Entries supplied:
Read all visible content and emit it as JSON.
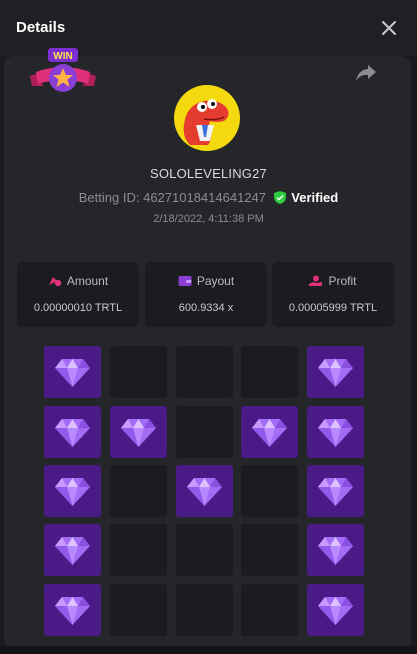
{
  "header": {
    "title": "Details"
  },
  "player": {
    "username": "SOLOLEVELING27",
    "betting_id_label": "Betting ID:",
    "betting_id": "46271018414641247",
    "verified_label": "Verified",
    "datetime": "2/18/2022, 4:11:38 PM"
  },
  "badge": {
    "text": "WIN"
  },
  "stats": [
    {
      "label": "Amount",
      "value": "0.00000010 TRTL",
      "icon": "coins-icon"
    },
    {
      "label": "Payout",
      "value": "600.9334 x",
      "icon": "wallet-icon"
    },
    {
      "label": "Profit",
      "value": "0.00005999 TRTL",
      "icon": "hand-coin-icon"
    }
  ],
  "board": {
    "rows": 5,
    "cols": 5,
    "cells": [
      [
        1,
        0,
        0,
        0,
        1
      ],
      [
        1,
        1,
        0,
        1,
        1
      ],
      [
        1,
        0,
        1,
        0,
        1
      ],
      [
        1,
        0,
        0,
        0,
        1
      ],
      [
        1,
        0,
        0,
        0,
        1
      ]
    ]
  },
  "colors": {
    "gem_tile": "#4a1a87",
    "empty_tile": "#1b1c1f",
    "verified": "#2ecc40",
    "accent": "#e0307a"
  }
}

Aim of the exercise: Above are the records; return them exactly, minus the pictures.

Solution:
Read all visible content and emit it as JSON.
{
  "header": {
    "title": "Details"
  },
  "player": {
    "username": "SOLOLEVELING27",
    "betting_id_label": "Betting ID:",
    "betting_id": "46271018414641247",
    "verified_label": "Verified",
    "datetime": "2/18/2022, 4:11:38 PM"
  },
  "badge": {
    "text": "WIN"
  },
  "stats": [
    {
      "label": "Amount",
      "value": "0.00000010 TRTL",
      "icon": "coins-icon"
    },
    {
      "label": "Payout",
      "value": "600.9334 x",
      "icon": "wallet-icon"
    },
    {
      "label": "Profit",
      "value": "0.00005999 TRTL",
      "icon": "hand-coin-icon"
    }
  ],
  "board": {
    "rows": 5,
    "cols": 5,
    "cells": [
      [
        1,
        0,
        0,
        0,
        1
      ],
      [
        1,
        1,
        0,
        1,
        1
      ],
      [
        1,
        0,
        1,
        0,
        1
      ],
      [
        1,
        0,
        0,
        0,
        1
      ],
      [
        1,
        0,
        0,
        0,
        1
      ]
    ]
  },
  "colors": {
    "gem_tile": "#4a1a87",
    "empty_tile": "#1b1c1f",
    "verified": "#2ecc40",
    "accent": "#e0307a"
  }
}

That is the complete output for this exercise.